(Items listed in a dataset)
^^^^
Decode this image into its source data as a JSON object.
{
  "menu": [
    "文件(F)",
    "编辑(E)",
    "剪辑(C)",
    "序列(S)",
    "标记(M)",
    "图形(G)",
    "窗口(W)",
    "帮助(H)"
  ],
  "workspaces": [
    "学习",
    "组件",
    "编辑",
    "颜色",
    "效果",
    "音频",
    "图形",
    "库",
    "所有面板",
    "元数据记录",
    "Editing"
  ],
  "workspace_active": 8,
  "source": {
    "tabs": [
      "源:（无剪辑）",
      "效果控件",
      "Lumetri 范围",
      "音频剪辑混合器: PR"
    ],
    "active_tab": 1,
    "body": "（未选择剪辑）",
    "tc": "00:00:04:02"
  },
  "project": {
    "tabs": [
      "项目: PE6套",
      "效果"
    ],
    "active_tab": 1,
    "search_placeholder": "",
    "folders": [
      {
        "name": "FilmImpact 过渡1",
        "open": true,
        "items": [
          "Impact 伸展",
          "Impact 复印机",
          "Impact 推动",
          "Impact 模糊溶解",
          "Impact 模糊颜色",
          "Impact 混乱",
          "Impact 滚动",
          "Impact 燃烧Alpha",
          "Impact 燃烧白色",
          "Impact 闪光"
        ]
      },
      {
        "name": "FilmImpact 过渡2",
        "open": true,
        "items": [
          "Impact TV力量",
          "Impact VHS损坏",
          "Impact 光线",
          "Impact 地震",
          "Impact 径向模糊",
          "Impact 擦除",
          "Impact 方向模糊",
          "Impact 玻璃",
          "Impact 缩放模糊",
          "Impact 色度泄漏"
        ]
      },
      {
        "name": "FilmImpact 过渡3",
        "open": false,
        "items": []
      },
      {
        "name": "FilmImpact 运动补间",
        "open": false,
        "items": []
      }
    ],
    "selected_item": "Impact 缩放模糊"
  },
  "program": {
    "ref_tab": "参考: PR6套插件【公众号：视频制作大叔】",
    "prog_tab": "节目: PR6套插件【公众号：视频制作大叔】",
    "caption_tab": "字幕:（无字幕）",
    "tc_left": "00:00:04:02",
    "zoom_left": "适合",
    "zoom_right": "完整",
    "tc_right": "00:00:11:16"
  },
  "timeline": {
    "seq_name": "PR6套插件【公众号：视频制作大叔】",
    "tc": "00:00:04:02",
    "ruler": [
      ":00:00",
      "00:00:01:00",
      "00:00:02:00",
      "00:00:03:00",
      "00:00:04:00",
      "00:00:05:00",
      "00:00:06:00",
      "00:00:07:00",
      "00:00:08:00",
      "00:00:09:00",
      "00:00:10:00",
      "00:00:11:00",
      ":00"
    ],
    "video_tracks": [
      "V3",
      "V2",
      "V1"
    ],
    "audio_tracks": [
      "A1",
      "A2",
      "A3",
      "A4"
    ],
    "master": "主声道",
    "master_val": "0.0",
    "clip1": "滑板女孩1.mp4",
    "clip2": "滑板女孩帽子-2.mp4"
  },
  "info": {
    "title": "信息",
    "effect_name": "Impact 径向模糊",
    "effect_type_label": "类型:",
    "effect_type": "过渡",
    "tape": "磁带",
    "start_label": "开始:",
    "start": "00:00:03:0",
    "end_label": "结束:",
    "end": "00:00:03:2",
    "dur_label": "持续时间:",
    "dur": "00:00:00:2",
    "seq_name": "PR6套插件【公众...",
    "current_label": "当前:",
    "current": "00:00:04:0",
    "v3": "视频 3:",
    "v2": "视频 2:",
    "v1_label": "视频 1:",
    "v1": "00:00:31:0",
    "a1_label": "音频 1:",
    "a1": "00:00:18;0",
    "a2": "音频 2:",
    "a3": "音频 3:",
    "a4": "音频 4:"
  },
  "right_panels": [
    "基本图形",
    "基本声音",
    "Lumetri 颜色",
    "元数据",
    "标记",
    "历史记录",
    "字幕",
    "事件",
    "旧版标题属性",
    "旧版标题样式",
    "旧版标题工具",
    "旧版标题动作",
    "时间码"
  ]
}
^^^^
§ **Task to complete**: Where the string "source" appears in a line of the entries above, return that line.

§ **Task result**:
Decode this image into its source data as a JSON object.
  "source": {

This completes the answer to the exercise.